Antonio Manuel - Latin America New York Thursday, November 21, 2013 | Phillips

Create your first list.

Select an existing list or create a new list to share and manage lots you follow.

  • Provenance

    Acquired directly from the artist by the present owner

  • Catalogue Essay

    I try to turn art into a thought, and then express it with dedication and sincerity. Something that characterizes my work is freedom of thought. It is not about style or support. It is about language, about strengthening the body with feelings and energy.
    Antonio Manuel, 1999

    Antonio Manuel was born in Portugal 1947, moving as a child to Rio de Janeiro in the 1950s. He emerged as an artist on the Brazilian scene in 1965 at the National Teenager’s Salon, receiving an acquisition prize the following year at the XXIII Paranaense Fine Arts Salon. By 1967 he had his first solo exhibition at the Goeldi Gallery in Rio de Janeiro, participating that same year in the IX São Paulo Biennial. Such a meteoric rise however is often overshadowed within art historical narratives by the fact that Hélio Oiticica, having seen Antonio Manuel drawing one afternoon at the Museum of Modern Art in Rio de Janeiro, invited him on the spot to show his work within the original Tropicalia environment during the Nova Objetividade Brasileira exhibition in 1967. Today considered amongst most important exhibitions of the 1960s in Brazil, Oiticica had assumed the role of leading organizer and author of the catalogue essay describing the relation that Brazilian art held at that moment with the socio-political mood of the nation and its complex relation to international movements in art. Antonio Manuel’s participation led to a life-long friendship and several subsequent collaborations with Oiticica.

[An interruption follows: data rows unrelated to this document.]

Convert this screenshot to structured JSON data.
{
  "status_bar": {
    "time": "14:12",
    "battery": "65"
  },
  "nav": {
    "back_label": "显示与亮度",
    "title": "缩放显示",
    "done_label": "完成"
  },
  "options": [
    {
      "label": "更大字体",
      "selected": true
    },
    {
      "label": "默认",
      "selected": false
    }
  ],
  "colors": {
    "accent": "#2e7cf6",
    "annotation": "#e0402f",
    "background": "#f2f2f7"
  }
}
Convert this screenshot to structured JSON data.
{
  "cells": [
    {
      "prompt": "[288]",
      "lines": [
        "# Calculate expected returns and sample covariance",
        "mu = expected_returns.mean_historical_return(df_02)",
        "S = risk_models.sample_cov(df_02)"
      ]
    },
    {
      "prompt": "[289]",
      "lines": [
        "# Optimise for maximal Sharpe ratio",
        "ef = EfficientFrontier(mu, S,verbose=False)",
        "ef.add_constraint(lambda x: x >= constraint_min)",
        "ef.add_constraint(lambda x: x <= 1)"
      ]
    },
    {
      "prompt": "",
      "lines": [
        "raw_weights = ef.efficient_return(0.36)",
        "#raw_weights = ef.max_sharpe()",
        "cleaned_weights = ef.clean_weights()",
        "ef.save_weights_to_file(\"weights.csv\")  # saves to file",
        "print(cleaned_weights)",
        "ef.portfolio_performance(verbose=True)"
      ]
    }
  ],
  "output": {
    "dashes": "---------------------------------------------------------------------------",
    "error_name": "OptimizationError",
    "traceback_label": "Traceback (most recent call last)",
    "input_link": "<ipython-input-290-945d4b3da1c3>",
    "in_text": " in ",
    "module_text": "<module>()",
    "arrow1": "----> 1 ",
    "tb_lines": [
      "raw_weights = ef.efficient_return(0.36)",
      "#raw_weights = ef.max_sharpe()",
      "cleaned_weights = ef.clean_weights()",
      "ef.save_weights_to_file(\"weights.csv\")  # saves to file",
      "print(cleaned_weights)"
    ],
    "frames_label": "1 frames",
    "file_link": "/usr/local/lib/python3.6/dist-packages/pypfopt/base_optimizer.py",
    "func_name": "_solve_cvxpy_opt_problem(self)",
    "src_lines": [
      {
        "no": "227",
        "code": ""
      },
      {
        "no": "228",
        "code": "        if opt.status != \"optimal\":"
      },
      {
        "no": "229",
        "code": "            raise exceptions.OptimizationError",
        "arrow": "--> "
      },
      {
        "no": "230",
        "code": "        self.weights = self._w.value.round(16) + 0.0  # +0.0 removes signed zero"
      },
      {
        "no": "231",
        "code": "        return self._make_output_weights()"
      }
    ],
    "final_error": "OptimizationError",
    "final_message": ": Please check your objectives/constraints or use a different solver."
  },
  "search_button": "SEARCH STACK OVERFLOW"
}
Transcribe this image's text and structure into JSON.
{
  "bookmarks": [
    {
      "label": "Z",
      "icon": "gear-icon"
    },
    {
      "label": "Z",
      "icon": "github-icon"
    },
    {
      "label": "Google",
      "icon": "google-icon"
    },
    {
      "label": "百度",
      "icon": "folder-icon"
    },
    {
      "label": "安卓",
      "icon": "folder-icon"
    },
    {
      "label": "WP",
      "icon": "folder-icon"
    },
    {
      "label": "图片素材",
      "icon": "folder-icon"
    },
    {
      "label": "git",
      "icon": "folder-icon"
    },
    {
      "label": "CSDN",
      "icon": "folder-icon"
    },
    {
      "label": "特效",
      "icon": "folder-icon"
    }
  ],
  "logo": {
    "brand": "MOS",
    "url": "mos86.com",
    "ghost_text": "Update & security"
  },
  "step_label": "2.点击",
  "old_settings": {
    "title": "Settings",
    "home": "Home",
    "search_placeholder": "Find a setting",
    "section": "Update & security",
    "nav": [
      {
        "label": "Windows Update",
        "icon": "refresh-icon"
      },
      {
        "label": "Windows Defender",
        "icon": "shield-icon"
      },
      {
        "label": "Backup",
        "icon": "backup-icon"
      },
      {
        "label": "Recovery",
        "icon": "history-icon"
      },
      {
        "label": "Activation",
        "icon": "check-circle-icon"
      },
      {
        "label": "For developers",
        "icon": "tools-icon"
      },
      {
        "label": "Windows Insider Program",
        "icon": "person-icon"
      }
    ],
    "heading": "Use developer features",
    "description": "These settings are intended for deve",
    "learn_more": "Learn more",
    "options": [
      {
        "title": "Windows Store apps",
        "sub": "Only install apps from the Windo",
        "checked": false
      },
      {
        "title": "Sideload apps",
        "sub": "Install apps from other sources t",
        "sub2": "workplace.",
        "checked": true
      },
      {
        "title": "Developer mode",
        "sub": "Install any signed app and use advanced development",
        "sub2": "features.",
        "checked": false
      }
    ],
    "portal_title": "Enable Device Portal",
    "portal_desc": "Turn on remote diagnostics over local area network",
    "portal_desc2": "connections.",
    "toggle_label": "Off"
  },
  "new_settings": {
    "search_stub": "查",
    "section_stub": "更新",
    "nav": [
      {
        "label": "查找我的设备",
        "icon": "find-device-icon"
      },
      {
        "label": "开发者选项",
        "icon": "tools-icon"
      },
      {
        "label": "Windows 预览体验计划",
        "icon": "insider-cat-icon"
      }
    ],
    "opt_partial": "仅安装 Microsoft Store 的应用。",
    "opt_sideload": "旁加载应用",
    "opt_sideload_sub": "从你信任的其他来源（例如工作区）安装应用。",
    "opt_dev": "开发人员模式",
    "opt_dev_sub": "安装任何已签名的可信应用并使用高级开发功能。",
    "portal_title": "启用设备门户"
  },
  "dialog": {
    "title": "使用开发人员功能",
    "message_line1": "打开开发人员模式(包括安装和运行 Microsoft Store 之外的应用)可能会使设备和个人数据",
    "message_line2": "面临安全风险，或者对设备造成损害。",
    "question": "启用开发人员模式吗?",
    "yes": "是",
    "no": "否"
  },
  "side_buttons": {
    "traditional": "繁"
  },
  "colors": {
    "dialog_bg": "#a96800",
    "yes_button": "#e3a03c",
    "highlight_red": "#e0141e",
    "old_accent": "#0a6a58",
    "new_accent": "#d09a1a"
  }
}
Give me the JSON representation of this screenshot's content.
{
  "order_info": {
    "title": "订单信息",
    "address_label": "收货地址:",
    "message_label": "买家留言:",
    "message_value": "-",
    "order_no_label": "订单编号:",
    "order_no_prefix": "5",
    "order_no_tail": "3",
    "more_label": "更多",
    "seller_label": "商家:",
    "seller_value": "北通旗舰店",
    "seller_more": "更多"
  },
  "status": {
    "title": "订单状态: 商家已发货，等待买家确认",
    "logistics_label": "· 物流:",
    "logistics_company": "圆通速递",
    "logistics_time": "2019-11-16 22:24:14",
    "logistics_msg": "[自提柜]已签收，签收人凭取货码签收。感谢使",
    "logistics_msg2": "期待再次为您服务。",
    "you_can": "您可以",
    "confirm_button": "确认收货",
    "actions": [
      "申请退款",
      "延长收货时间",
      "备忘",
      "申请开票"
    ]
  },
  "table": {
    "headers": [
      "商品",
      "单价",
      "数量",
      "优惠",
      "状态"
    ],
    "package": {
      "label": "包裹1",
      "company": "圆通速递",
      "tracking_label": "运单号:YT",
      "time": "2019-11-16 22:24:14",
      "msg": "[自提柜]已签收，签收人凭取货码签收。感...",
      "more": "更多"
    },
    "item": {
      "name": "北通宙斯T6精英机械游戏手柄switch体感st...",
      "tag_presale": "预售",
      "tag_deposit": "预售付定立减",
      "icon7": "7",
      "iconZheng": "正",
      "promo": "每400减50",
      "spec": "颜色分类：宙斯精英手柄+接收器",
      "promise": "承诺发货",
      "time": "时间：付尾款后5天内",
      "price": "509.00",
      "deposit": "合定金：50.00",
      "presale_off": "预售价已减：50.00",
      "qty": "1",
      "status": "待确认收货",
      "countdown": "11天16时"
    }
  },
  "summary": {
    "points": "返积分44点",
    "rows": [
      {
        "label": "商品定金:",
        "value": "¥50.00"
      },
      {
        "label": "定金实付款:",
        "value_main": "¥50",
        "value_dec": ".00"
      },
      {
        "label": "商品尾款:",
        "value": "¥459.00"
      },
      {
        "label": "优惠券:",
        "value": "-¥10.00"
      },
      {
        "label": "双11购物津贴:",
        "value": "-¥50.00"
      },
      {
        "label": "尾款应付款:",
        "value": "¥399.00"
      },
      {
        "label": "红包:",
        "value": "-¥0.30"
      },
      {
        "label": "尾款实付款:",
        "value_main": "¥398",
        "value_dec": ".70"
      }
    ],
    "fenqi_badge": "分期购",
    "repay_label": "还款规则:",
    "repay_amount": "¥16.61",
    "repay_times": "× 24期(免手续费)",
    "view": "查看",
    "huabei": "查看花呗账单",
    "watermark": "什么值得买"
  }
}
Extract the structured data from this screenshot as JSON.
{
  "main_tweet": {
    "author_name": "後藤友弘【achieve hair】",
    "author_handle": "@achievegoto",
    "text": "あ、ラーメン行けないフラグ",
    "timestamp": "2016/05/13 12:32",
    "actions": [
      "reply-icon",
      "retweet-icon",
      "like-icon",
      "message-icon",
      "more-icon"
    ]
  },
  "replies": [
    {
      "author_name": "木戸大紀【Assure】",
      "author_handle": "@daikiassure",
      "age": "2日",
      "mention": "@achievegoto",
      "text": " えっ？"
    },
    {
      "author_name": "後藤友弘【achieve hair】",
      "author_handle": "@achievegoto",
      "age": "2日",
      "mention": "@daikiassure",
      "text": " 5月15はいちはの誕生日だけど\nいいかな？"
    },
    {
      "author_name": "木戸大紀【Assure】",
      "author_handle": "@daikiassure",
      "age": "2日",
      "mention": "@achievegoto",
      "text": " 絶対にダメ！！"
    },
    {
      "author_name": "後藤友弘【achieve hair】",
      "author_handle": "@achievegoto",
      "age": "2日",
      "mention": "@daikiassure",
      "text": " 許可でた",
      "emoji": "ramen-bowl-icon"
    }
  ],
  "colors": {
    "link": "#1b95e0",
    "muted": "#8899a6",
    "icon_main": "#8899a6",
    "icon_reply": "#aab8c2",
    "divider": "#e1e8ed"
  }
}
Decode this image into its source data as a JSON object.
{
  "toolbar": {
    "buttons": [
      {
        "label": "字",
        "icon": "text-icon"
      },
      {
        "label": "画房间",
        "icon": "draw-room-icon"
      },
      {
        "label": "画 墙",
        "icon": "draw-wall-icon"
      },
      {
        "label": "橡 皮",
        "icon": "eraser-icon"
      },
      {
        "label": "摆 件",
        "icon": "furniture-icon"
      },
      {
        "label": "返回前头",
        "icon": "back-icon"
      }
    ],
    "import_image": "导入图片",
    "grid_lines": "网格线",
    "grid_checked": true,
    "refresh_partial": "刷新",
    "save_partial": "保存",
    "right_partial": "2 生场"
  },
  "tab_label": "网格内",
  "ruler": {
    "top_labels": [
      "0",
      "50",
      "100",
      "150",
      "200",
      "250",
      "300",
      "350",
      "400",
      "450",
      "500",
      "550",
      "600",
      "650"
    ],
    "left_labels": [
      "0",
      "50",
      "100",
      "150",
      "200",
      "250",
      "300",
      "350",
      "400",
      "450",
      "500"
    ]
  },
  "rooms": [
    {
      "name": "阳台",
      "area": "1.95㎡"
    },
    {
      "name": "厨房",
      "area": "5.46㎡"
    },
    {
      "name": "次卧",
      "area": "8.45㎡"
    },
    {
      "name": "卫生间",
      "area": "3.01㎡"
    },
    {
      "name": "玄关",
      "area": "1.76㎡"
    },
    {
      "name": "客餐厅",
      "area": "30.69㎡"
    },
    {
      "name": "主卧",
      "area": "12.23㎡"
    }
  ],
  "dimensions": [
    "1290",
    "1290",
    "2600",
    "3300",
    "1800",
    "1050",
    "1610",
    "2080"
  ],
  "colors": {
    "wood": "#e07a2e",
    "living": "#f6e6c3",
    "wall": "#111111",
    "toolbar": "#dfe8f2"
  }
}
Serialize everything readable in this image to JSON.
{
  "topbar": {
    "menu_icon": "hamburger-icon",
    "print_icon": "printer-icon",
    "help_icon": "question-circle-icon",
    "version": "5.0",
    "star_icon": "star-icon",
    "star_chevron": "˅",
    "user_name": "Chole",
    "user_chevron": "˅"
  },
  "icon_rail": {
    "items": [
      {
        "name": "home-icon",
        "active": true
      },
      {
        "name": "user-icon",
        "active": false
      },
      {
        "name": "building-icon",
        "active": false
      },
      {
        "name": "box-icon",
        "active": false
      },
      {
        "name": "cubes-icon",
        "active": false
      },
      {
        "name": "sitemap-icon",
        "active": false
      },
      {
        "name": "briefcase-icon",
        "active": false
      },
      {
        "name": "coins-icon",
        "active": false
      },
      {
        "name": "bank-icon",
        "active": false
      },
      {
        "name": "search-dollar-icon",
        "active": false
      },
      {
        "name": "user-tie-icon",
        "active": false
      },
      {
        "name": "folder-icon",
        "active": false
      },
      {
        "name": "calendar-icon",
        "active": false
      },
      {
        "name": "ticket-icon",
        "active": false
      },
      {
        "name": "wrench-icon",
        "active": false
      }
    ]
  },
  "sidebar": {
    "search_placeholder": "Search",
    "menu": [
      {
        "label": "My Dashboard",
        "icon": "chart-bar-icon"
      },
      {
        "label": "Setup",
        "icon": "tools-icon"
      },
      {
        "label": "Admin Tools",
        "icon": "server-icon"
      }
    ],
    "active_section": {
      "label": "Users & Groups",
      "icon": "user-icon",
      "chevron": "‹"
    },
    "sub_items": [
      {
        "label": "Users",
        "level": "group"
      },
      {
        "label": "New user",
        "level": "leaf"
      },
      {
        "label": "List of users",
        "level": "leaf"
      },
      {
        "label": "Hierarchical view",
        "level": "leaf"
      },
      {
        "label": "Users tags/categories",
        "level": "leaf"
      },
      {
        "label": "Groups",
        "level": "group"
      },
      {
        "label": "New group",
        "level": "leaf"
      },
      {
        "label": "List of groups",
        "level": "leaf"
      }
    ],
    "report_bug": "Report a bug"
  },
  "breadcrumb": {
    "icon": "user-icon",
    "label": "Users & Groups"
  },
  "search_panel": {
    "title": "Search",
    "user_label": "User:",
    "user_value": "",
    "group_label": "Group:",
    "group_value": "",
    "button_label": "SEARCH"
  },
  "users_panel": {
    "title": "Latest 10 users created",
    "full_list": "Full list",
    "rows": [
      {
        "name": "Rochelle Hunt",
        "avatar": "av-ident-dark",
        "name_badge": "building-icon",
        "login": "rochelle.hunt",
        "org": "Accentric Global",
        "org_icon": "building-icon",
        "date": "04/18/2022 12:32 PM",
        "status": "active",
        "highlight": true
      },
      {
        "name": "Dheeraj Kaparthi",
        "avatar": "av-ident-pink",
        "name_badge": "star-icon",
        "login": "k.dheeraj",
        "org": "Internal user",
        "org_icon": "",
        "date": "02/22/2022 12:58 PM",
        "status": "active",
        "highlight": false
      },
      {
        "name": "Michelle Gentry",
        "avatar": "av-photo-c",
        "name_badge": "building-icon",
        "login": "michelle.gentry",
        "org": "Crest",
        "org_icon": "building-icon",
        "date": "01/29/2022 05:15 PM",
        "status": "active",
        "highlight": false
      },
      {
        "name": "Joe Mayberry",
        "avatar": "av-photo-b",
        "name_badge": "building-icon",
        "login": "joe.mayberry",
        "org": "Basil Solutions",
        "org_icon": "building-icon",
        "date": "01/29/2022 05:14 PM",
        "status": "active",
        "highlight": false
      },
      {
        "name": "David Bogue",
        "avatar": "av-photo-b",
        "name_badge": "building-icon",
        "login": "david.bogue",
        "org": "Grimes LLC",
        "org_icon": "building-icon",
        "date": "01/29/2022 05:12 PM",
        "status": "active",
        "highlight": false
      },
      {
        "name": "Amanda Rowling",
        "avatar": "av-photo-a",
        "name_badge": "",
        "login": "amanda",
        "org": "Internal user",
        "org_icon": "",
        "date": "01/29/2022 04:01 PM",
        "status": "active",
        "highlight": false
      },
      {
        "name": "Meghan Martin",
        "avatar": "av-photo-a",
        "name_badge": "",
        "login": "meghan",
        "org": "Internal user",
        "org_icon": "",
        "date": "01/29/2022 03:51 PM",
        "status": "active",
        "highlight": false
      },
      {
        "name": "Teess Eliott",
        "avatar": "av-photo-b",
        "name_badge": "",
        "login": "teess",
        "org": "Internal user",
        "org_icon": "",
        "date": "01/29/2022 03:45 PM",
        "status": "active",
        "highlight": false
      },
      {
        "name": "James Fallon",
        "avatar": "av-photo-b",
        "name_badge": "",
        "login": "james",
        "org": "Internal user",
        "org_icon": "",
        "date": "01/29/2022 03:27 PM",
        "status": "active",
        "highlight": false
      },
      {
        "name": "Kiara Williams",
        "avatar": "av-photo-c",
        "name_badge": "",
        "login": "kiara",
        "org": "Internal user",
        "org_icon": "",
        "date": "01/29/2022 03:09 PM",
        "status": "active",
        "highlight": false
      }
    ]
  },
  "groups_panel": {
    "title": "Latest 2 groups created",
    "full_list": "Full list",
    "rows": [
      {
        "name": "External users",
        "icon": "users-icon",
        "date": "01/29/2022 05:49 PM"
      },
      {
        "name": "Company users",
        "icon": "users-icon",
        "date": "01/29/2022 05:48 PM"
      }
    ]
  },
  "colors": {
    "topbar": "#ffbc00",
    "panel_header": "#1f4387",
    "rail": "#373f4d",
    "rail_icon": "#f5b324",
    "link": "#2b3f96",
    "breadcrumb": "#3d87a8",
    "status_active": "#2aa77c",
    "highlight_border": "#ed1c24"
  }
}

    Until then Antonio Manuel’s work had primarily used newspaper as support, over which he would draw an array of crude human figures arranged over the sheet with no concern for perspective or scale. However, with the increasingly repressive measures set in place by the military regime that took power in a coup d’état in 1964, we find Antonio Manuel engaging ever more explicitly with the actual content of the printed matter on the page, leading some critics to describe his work of the period as an example of Political Pop. Without a doubt there was an evident engagement with the mass reproduced image as well as with the actual mechanical processes of newspaper production. However, rather than themes such as consumerism and popular culture, it was the world of politics and the immediate circumstances facing Brazilian society that attracted the artist. Such a shift in aesthetics and creative processes brought with it some unwanted attention. According to French critic Pierre Restany, in December 1968 a large silkscreen depicting clashes between the police and students was seized during the II Bahia Biennial and subsequently burnt. The following year a preview was organized at Rio de Janeiro’s Museum of Modern Art to showcase the Brazilian representation at the forthcoming IV Paris Biennale. Antonio Manuel presented for the occasion a series of works entitled Repressão Outra Vez – Eis o Saldo (Repression Again – Here is the Outcome). However, before the exhibition was open to the public, military police closed the Museum. A few days later the artist was summoned to a meeting with the museum director Niomar Muniz Sodré who told him how having been warned of the imminent closure of the Museum she ordered her staff to remove all works that may be deemed “offensive”. Sodré then informed the artist that his works where hidden behind the sofa he was sitting on.

    Antonio Manuel took the works and hid them in the basement of a friend’s house. He then began to correspond with Hélio Oiticica, who was in London preparing his Whitechapel Gallery exhibition, on how to avoid the military censorship and assure his participation at the Paris Biennial. Oiticica proposed several alternatives, but in the end no solution was found and the episode ultimately led to the international boycott of the 1969 São Paulo Biennial. Untitled (Protest), the work presented here, is a surviving fragment of that series that remained hidden in the basement for many years until it became clear that it was safe to retrieve them.



Untitled (Protest)

silkscreen inks on board
14 3/4 x 21 7/8 in. (37.4 x 55.8 cm.)
Signed "Antonio Manuel 1968" lower right. Further signed and dated "Antonio Manuel 68" on the reverse.

$80,000 - 120,000 

Sold for $100,000

Contact Specialist
Laura González
Head of Latin America Sale
+ 1 212 940 1216

Latin America

New York 21 November 2013 4pm